But there’s a catch. According to industry experts, RT-PCR has 100 per cent accuracy as it uses a molecular technique that is the gold standard in diagnostics. RAT kits are 70-80 per cent accurate, but when positivity rates are high, they are still very useful because when a rapid test shows you as positive, it is certain to be positive.

Tata Medical and Diagnostics’ RAT kit is slightly more advanced—it can detect both Delta and Omicron variants. “Along with Tata MD’s Express PCR instrument, the kit is able to provide quick PCR reports at a large scale. It is ideal for locations like airports, hospitals, and events where gold-standard accuracy is required with quick results,” says Dr V. Ravi, Head, R&D at Tata Medical and Diagnostics.

Trivitron Healthcare’s Covid-19 self-test kit has recently been validated by the ICMR. Chandra Ganjoo, Executive Director of Trivitron, says the rising demand for antibody tests is expected to drive the market for Covid-19 RAT kits. “These rapid test kits will be shaping and changing our lives over the coming years,” says Ganjoo, adding that even if new Covid-19 variants were to emerge, self-test kits would flourish, become cheaper and ubiquitous like home pregnancy tests. She says home testing kits are portable, reliable, easy to administer, and more economical than laboratory-based tests, enabling countries to increase the pace of testing, tracing, and treating people particularly in small towns and villages where the healthcare system is under-resourced.

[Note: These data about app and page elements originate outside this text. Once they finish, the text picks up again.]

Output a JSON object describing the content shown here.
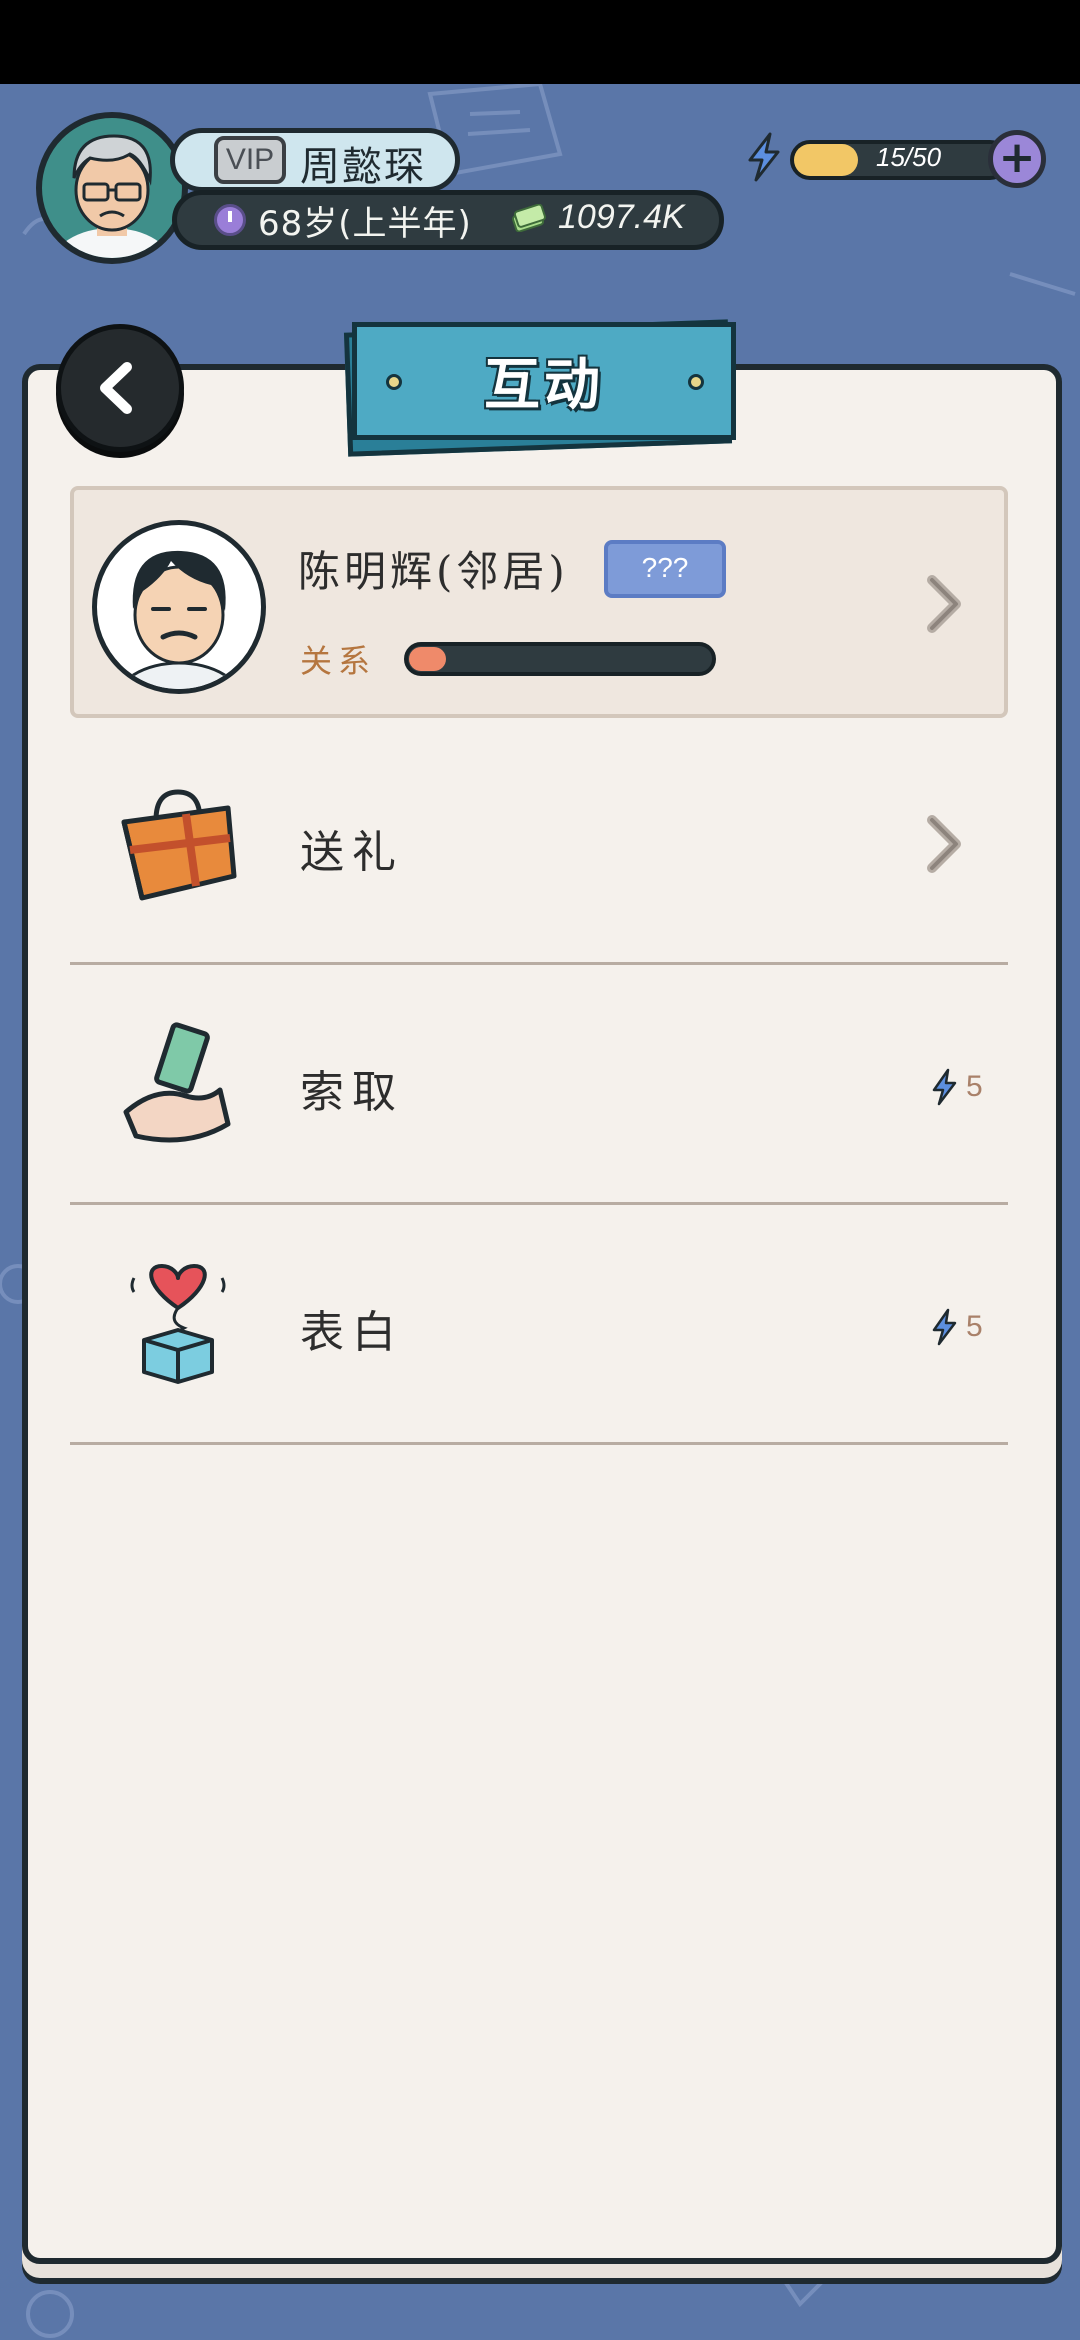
{
  "hud": {
    "vip_label": "VIP",
    "player_name": "周懿琛",
    "age": "68岁(上半年)",
    "money": "1097.4K",
    "energy": "15/50",
    "energy_fraction": 0.3,
    "add_label": "+"
  },
  "panel": {
    "title": "互动"
  },
  "npc": {
    "name": "陈明辉(邻居)",
    "tag": "???",
    "relation_label": "关系",
    "relation_fraction": 0.12
  },
  "actions": [
    {
      "label": "送礼",
      "icon": "gift-bag-icon",
      "cost": ""
    },
    {
      "label": "索取",
      "icon": "hand-money-icon",
      "cost": "5"
    },
    {
      "label": "表白",
      "icon": "heart-box-icon",
      "cost": "5"
    }
  ],
  "colors": {
    "background": "#5a76a8",
    "paper": "#f5f1ec",
    "title_plate": "#4eaac4",
    "energy": "#f2c766",
    "relation": "#ef8a6a",
    "tag": "#7e9bd8"
  }
}
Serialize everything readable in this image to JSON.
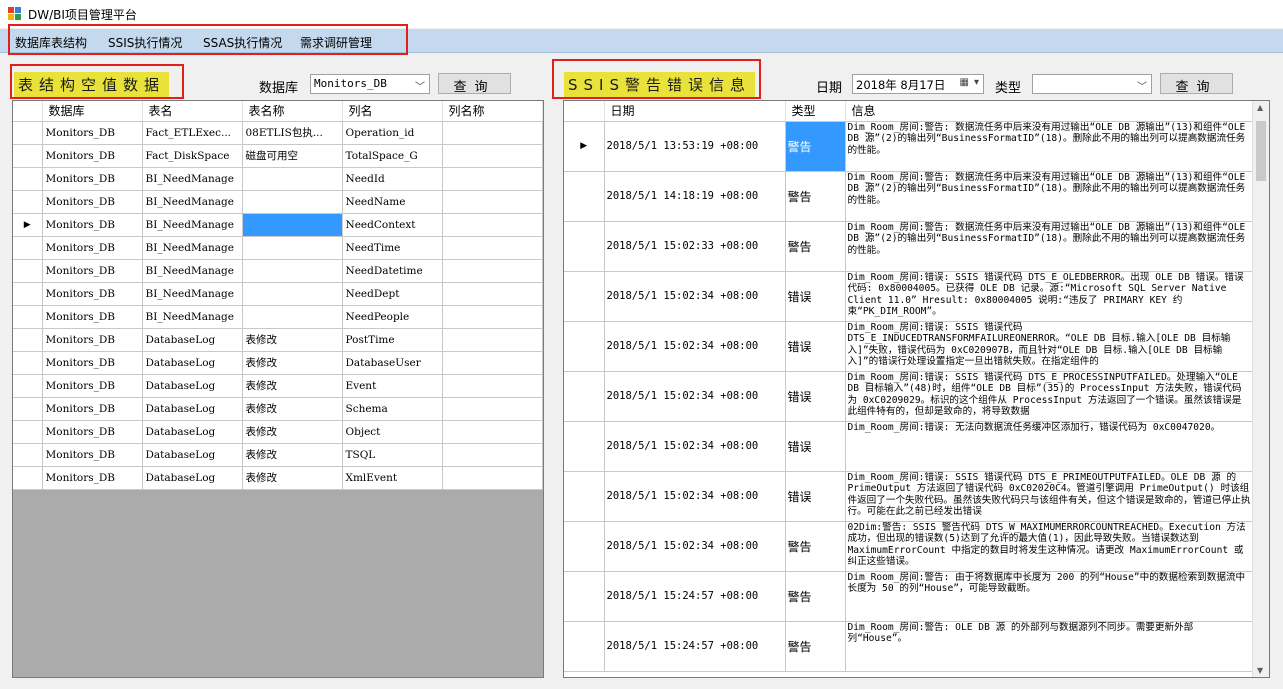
{
  "window": {
    "title": "DW/BI项目管理平台"
  },
  "menu": {
    "items": [
      "数据库表结构",
      "SSIS执行情况",
      "SSAS执行情况",
      "需求调研管理"
    ]
  },
  "left_panel": {
    "title": "表结构空值数据",
    "db_label": "数据库",
    "db_value": "Monitors_DB",
    "query_button": "查询",
    "columns": [
      "数据库",
      "表名",
      "表名称",
      "列名",
      "列名称"
    ],
    "rows": [
      [
        "Monitors_DB",
        "Fact_ETLExec...",
        "08ETLIS包执...",
        "Operation_id",
        ""
      ],
      [
        "Monitors_DB",
        "Fact_DiskSpace",
        "磁盘可用空",
        "TotalSpace_G",
        ""
      ],
      [
        "Monitors_DB",
        "BI_NeedManage",
        "",
        "NeedId",
        ""
      ],
      [
        "Monitors_DB",
        "BI_NeedManage",
        "",
        "NeedName",
        ""
      ],
      [
        "Monitors_DB",
        "BI_NeedManage",
        "",
        "NeedContext",
        ""
      ],
      [
        "Monitors_DB",
        "BI_NeedManage",
        "",
        "NeedTime",
        ""
      ],
      [
        "Monitors_DB",
        "BI_NeedManage",
        "",
        "NeedDatetime",
        ""
      ],
      [
        "Monitors_DB",
        "BI_NeedManage",
        "",
        "NeedDept",
        ""
      ],
      [
        "Monitors_DB",
        "BI_NeedManage",
        "",
        "NeedPeople",
        ""
      ],
      [
        "Monitors_DB",
        "DatabaseLog",
        "表修改",
        "PostTime",
        ""
      ],
      [
        "Monitors_DB",
        "DatabaseLog",
        "表修改",
        "DatabaseUser",
        ""
      ],
      [
        "Monitors_DB",
        "DatabaseLog",
        "表修改",
        "Event",
        ""
      ],
      [
        "Monitors_DB",
        "DatabaseLog",
        "表修改",
        "Schema",
        ""
      ],
      [
        "Monitors_DB",
        "DatabaseLog",
        "表修改",
        "Object",
        ""
      ],
      [
        "Monitors_DB",
        "DatabaseLog",
        "表修改",
        "TSQL",
        ""
      ],
      [
        "Monitors_DB",
        "DatabaseLog",
        "表修改",
        "XmlEvent",
        ""
      ]
    ],
    "current_row_marker": "▶"
  },
  "right_panel": {
    "title": "SSIS警告错误信息",
    "date_label": "日期",
    "date_value": "2018年 8月17日",
    "type_label": "类型",
    "type_value": "",
    "query_button": "查询",
    "columns": [
      "日期",
      "类型",
      "信息"
    ],
    "rows": [
      [
        "2018/5/1 13:53:19 +08:00",
        "警告",
        "Dim_Room_房间:警告: 数据流任务中后来没有用过输出“OLE DB 源输出”(13)和组件“OLE DB 源”(2)的输出列“BusinessFormatID”(18)。删除此不用的输出列可以提高数据流任务的性能。"
      ],
      [
        "2018/5/1 14:18:19 +08:00",
        "警告",
        "Dim_Room_房间:警告: 数据流任务中后来没有用过输出“OLE DB 源输出”(13)和组件“OLE DB 源”(2)的输出列“BusinessFormatID”(18)。删除此不用的输出列可以提高数据流任务的性能。"
      ],
      [
        "2018/5/1 15:02:33 +08:00",
        "警告",
        "Dim_Room_房间:警告: 数据流任务中后来没有用过输出“OLE DB 源输出”(13)和组件“OLE DB 源”(2)的输出列“BusinessFormatID”(18)。删除此不用的输出列可以提高数据流任务的性能。"
      ],
      [
        "2018/5/1 15:02:34 +08:00",
        "错误",
        "Dim_Room_房间:错误: SSIS 错误代码 DTS_E_OLEDBERROR。出现 OLE DB 错误。错误代码: 0x80004005。已获得 OLE DB 记录。源:“Microsoft SQL Server Native Client 11.0” Hresult: 0x80004005 说明:“违反了 PRIMARY KEY 约束“PK_DIM_ROOM”。"
      ],
      [
        "2018/5/1 15:02:34 +08:00",
        "错误",
        "Dim_Room_房间:错误: SSIS 错误代码 DTS_E_INDUCEDTRANSFORMFAILUREONERROR。“OLE DB 目标.输入[OLE DB 目标输入]”失败，错误代码为 0xC020907B，而且针对“OLE DB 目标.输入[OLE DB 目标输入]”的错误行处理设置指定一旦出错就失败。在指定组件的"
      ],
      [
        "2018/5/1 15:02:34 +08:00",
        "错误",
        "Dim_Room_房间:错误: SSIS 错误代码 DTS_E_PROCESSINPUTFAILED。处理输入“OLE DB 目标输入”(48)时，组件“OLE DB 目标”(35)的 ProcessInput 方法失败，错误代码为 0xC0209029。标识的这个组件从 ProcessInput 方法返回了一个错误。虽然该错误是此组件特有的，但却是致命的，将导致数据"
      ],
      [
        "2018/5/1 15:02:34 +08:00",
        "错误",
        "Dim_Room_房间:错误: 无法向数据流任务缓冲区添加行，错误代码为 0xC0047020。"
      ],
      [
        "2018/5/1 15:02:34 +08:00",
        "错误",
        "Dim_Room_房间:错误: SSIS 错误代码 DTS_E_PRIMEOUTPUTFAILED。OLE DB 源 的 PrimeOutput 方法返回了错误代码 0xC02020C4。管道引擎调用 PrimeOutput() 时该组件返回了一个失败代码。虽然该失败代码只与该组件有关，但这个错误是致命的，管道已停止执行。可能在此之前已经发出错误"
      ],
      [
        "2018/5/1 15:02:34 +08:00",
        "警告",
        "02Dim:警告: SSIS 警告代码 DTS_W_MAXIMUMERRORCOUNTREACHED。Execution 方法成功，但出现的错误数(5)达到了允许的最大值(1)，因此导致失败。当错误数达到 MaximumErrorCount 中指定的数目时将发生这种情况。请更改 MaximumErrorCount 或纠正这些错误。"
      ],
      [
        "2018/5/1 15:24:57 +08:00",
        "警告",
        "Dim_Room_房间:警告: 由于将数据库中长度为 200 的列“House”中的数据检索到数据流中长度为 50 的列“House”，可能导致截断。"
      ],
      [
        "2018/5/1 15:24:57 +08:00",
        "警告",
        "Dim_Room_房间:警告: OLE DB 源 的外部列与数据源列不同步。需要更新外部列“House”。"
      ]
    ],
    "current_row_marker": "▶"
  },
  "colors": {
    "highlight": "#3399ff",
    "menubar": "#c4d9ee",
    "title_bg": "#e9e23a",
    "annotation": "#e0201a"
  }
}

The big challenge wrought by self-test kits is the under-reporting of Covid-19 cases. “Our test kits have a mechanism by which the suspected patient can intimate their status on our mobile application by just uploading the picture of their reports, which is then sent to the ICMR portal,” says Rawal. Meanwhile, the Food and Drugs Authority (FDA) divisions of several states have asked manufacturers, distributors, chemists, and dispensaries to maintain sale records of RAT kits, along with addresses and mobile numbers of the buyers. Those selling the kits have to also ask the buyers to download an application of the manufacturer and upload their test reports. If the buyers test positive, they have to inform the nearest government hospital or their doctor, and update the report onto the online ICMR portal. Still, there are concerns. “While regulating the sale and use of these testing kits is ideal, uploading of results would still depend on the end user,” says Mahajan of Mahajan Imaging.

The Road Ahead

Experts say that the future of these tests would depend on the trajectory of the pandemic. “Since, in due course, Covid-19 is expected to become endemic, the long term usage of these tests may be limited,” says Mahajan.

But the market of home-based tests and Covid-19 testing at large is transforming. For instance, Abbott has globally introduced 12 different Covid-19 tests to work in a variety of settings and stages of infection, including the fastest molecular point-of-care platform, lab-based molecular and serology tests, professional rapid antigen tests, and self-tests. “India’s diagnostics sector is evolving rapidly, encompassing novel innovations in testing across a variety of point-of-care settings. This has spurred the decentralisation of testing and the formation of the newest category of self-testing,” says Sunil Mehra, General Manager for Abbott’s Rapid Diagnostics Business in India.

The quality of self-testing technologies is improving, too. For example, one of the latest home-based Covid-19 testing kits by Abbott is Panbio Covid-19 Antigen Self-Test, which has reported a sensitivity of 95.2 per cent and specificity of 100 per cent, indicating high accuracy in detecting active infections, especially in more infectious cases with higher viral load.

Epidemiologists, however, are concerned that with home testing, the epidemic curve of the coronavirus may not show the real burden of the disease. “Home tests are very convenient, but the onus is on the user to not become a source of infection for others by behaving carelessly,” says Lalit Kant, former head of epidemiology and communicable diseases at the ICMR.

So, if you test positive, inform the authorities. And if you test negative but have symptoms, take an RT-PCR test. Without fail.